Unfortunately, while Hero and Claudio were a bit more interesting than usual, I didn’t really feel that Matthew Pidgeon had the chance to do anything new with his Don John (another character I often find problematic). He was a hit with the audience, because at the end of the day he’s a moustache-twirling stage villain, but after seeing the subtler approach to the character in Whedon’s film, I felt he was painted with rather broad strokes here, and spent most of his time striding around the stage shouting his wicked plans at the audience. As for Dogberry, I had mixed feelings. In the context of the slightly anarchic Globe, I enjoyed Paul Hunter’s clownish watchman, but I think he might have begun to grate if I’d seen him on stage anywhere else. The humour in his scenes was helped along by a clever running sight gag, which paired Hunter’s diminutive Dogberry with a towering sidekick in the form of his more intelligent neighbour Verges (Adrian Hood).
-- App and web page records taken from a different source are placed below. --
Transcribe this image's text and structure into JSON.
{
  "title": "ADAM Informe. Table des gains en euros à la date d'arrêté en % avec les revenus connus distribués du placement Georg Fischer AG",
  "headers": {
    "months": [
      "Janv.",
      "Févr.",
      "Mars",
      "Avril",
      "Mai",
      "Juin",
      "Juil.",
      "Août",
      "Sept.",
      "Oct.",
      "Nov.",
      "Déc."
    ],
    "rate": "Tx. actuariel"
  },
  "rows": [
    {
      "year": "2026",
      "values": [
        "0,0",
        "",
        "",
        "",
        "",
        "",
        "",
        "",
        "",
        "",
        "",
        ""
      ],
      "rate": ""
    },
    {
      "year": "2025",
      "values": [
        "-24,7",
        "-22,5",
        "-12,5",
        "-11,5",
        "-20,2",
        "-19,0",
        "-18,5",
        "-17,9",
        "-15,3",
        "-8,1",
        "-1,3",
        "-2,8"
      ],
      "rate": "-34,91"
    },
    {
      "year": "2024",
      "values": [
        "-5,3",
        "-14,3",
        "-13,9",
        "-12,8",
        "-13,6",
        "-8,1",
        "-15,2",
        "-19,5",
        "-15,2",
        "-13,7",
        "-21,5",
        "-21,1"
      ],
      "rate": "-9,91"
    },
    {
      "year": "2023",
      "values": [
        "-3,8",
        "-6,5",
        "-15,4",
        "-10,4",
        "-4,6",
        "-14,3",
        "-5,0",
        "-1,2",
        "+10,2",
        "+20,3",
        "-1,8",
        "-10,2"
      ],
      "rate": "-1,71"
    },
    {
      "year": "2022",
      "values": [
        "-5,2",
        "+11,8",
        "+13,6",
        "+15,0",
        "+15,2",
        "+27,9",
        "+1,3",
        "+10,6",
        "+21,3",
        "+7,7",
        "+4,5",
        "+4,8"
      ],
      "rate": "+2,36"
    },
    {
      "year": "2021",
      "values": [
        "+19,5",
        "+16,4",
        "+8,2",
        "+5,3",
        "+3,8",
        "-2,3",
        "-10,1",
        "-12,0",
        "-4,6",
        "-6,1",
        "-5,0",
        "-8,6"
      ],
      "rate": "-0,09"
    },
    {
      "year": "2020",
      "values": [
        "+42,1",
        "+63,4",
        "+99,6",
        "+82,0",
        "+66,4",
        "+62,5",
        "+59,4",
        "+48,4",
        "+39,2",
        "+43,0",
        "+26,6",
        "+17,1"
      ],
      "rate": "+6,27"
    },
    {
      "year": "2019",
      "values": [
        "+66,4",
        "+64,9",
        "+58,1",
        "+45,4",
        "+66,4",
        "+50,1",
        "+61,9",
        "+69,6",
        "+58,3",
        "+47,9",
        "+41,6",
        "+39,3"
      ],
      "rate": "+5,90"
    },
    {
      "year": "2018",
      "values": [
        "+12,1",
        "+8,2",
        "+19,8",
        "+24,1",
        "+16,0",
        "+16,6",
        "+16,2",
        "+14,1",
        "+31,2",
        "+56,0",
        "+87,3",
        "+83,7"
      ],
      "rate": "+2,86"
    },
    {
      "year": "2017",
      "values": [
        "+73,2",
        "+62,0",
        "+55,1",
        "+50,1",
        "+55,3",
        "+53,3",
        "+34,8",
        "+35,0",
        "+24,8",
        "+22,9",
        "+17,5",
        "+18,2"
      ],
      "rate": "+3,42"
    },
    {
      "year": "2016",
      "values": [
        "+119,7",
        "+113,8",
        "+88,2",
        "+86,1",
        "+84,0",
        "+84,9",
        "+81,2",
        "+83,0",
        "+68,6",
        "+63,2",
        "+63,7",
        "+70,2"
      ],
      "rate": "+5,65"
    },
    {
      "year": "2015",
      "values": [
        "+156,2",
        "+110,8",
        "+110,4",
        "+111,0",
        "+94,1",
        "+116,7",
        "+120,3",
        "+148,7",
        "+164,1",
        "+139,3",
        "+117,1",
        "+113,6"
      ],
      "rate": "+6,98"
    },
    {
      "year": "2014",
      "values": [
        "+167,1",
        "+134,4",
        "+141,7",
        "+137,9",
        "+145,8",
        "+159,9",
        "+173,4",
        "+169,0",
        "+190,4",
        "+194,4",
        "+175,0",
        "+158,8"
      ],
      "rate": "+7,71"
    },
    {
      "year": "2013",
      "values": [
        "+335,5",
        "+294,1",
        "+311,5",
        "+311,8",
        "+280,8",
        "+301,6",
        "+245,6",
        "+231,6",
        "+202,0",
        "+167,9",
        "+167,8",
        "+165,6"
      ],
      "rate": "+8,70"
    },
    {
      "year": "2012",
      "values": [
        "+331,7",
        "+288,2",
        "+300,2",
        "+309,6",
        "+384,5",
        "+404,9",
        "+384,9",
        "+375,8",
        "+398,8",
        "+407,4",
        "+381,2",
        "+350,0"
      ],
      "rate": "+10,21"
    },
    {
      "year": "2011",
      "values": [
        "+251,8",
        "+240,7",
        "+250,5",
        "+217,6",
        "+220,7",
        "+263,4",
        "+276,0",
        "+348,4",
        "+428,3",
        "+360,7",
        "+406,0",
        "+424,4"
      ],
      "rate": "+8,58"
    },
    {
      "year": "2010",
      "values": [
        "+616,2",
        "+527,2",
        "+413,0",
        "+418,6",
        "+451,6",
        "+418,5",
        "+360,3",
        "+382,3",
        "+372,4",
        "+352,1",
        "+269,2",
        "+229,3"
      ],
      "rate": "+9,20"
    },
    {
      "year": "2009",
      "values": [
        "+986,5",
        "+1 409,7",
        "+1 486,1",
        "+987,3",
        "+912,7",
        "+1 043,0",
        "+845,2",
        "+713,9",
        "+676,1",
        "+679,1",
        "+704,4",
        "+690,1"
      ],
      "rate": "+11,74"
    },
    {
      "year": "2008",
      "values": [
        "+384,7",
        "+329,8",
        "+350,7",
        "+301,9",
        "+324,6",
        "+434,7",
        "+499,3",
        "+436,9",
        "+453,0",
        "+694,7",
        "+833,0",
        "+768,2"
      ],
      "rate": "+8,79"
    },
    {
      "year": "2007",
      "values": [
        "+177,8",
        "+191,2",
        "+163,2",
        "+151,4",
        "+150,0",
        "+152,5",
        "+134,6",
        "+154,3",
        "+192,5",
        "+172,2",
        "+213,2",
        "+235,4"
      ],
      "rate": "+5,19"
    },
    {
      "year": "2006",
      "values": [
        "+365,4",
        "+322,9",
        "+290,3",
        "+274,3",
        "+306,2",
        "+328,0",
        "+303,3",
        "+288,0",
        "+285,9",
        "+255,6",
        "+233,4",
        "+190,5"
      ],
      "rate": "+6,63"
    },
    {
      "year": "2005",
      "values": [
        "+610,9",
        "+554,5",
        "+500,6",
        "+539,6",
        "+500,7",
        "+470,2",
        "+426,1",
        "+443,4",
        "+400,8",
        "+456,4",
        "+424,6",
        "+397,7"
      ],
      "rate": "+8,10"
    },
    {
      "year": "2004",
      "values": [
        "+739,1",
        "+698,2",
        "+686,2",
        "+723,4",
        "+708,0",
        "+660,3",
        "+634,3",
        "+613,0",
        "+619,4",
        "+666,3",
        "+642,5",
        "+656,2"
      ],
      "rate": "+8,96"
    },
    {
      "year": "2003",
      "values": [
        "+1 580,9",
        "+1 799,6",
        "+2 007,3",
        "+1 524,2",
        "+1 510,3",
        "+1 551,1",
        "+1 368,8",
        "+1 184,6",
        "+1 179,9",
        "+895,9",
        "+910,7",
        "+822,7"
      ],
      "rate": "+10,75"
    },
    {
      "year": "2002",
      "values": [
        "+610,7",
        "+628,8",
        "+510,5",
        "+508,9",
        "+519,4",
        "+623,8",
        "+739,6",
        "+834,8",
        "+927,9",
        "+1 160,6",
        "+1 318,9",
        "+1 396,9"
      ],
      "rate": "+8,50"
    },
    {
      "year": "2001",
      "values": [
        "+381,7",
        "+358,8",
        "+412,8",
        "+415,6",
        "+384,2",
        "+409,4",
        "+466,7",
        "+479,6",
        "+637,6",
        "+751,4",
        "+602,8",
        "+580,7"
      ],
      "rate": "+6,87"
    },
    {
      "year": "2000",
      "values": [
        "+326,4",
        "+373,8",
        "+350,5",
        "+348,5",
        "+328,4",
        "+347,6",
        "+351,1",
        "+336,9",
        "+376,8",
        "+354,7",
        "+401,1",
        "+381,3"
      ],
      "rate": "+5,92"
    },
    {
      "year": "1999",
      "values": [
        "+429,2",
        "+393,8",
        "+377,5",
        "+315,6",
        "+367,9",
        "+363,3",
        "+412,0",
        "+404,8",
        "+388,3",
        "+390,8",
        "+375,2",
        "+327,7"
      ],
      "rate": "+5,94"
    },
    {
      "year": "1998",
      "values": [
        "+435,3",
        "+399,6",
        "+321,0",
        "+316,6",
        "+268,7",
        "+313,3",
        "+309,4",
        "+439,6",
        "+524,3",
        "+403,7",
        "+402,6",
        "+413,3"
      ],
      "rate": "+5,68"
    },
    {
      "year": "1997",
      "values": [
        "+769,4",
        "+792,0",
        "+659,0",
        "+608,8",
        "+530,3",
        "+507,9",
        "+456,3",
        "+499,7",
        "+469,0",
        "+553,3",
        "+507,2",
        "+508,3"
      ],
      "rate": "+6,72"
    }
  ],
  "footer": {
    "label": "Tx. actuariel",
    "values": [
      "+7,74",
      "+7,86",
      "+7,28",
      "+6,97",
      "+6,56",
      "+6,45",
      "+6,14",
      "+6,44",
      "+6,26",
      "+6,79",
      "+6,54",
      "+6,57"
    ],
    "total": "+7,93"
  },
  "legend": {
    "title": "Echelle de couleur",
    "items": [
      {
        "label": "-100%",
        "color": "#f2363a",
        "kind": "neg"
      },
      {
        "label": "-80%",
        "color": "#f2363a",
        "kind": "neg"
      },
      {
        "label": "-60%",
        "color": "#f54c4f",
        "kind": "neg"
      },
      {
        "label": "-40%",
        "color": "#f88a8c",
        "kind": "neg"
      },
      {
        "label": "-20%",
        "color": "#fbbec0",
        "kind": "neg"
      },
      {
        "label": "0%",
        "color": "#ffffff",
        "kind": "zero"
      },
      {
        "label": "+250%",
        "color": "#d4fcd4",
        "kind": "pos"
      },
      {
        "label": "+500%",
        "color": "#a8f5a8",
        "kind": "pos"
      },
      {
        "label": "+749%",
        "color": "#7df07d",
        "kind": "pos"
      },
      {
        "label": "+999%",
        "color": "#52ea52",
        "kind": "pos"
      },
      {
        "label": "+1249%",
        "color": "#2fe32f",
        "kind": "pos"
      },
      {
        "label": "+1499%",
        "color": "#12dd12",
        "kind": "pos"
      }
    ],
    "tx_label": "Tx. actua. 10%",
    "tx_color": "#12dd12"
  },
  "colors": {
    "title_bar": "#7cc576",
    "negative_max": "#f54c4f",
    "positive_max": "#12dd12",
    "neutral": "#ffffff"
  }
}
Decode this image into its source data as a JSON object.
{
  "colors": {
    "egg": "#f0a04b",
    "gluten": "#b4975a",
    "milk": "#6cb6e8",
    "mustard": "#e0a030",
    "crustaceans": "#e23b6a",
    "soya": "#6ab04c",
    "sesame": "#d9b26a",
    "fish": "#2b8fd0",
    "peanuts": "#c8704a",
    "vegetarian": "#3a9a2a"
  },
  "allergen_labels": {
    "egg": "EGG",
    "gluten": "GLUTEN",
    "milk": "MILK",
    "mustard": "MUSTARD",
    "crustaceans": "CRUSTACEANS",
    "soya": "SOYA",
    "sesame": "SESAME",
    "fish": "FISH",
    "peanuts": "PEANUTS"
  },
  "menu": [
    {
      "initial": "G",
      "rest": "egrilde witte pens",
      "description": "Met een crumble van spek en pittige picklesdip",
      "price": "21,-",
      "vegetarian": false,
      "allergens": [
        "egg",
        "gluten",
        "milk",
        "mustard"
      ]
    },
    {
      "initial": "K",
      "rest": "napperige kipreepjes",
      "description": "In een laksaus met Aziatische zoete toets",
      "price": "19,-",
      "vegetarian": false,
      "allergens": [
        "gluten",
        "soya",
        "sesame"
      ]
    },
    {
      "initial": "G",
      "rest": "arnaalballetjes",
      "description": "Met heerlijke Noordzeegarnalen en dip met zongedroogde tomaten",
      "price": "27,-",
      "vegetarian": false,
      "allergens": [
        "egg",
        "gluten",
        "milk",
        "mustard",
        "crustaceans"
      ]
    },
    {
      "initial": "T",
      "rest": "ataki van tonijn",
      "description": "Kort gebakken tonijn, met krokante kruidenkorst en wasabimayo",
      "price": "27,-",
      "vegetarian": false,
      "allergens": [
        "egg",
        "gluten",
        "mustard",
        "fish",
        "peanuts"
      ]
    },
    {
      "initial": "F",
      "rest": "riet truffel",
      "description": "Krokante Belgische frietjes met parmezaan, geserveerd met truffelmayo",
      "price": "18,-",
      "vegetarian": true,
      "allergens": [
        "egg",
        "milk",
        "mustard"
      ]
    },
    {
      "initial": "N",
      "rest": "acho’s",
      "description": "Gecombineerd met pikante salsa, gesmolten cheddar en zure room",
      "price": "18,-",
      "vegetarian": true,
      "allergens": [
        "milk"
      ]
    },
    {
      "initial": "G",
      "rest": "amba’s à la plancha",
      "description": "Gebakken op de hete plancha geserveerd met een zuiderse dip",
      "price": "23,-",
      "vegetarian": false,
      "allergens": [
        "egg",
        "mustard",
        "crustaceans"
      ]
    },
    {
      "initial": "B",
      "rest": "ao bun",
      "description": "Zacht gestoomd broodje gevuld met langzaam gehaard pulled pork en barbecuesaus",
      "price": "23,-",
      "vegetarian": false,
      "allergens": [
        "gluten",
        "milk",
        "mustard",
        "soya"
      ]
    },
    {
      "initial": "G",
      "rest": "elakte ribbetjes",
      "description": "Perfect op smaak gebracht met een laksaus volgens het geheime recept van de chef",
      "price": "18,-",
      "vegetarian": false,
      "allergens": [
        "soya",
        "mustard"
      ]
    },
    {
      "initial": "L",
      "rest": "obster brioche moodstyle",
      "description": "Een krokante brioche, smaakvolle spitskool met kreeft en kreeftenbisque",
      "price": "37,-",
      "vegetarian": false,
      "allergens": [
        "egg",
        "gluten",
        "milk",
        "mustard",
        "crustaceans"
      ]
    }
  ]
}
Beatrice and Benedick play off one another delightfully. Usually my sympathies are firmly with Beatrice, who finds herself up against the back-slapping laddishness of Don Pedro’s soldiers. This time, however, I warmed much more to Charles Edwards’s well-spoken Benedick, who shows surprising vulnerability. Although this Benedick arrives with a swagger and quips against marriage ready on his lips, there’s a real sense that he doth protest too much; and his change of heart towards Beatrice is tellingly swift. As with the other good Benedicks I’ve seen (David Tennant, particularly), Edwards has the audience completely under his spell: he teases them with ad-libs, stern glances and casual gestures.
While he was gentler than usual, Eve Best’s Beatrice took the opposite tack and ramped up the character’s feisty independence: there were times, actually, when she was slightly too strident for my tastes. But there’s no denying that she had splendid comic timing – the eavesdropping scenes, as always, were a joy, with Benedick caught up a ladder in an orange tree, and Beatrice trying to hide behind the laundry-line. And, even though she seemed to have a hard shell, Best let us see Beatrice’s soul once or twice, which made for some of the most touching moments in the play. Her speech about losing Benedick’s heart was dignified and wistful (“he lent it me a while, and I gave him use for it, a double heart for his single one”), and it cut through for a moment to the wounded hearts behind the frenzy of witty point-scoring.
This doesn’t quite takes the palm from Joss Whedon’s film, and Emma Thompson is still my ideal Beatrice; but it’s a fine traditional performance of the play, full of warmth, intelligence and spirit. Edwards is a hugely lovable Benedick and his connection with Best’s feisty Beatrice feels very natural: a huge cheer went up when she finally suffered herself to be kissed. It’s very depressing to see how much good stuff I’ve managed to miss at the Globe, but thank goodness for the theatre’s DVD series! Incidentally, fairly large chunks of this filmed performance are available on YouTube, so do take a stroll over and sample some of Act I for yourself to get a feel for the play.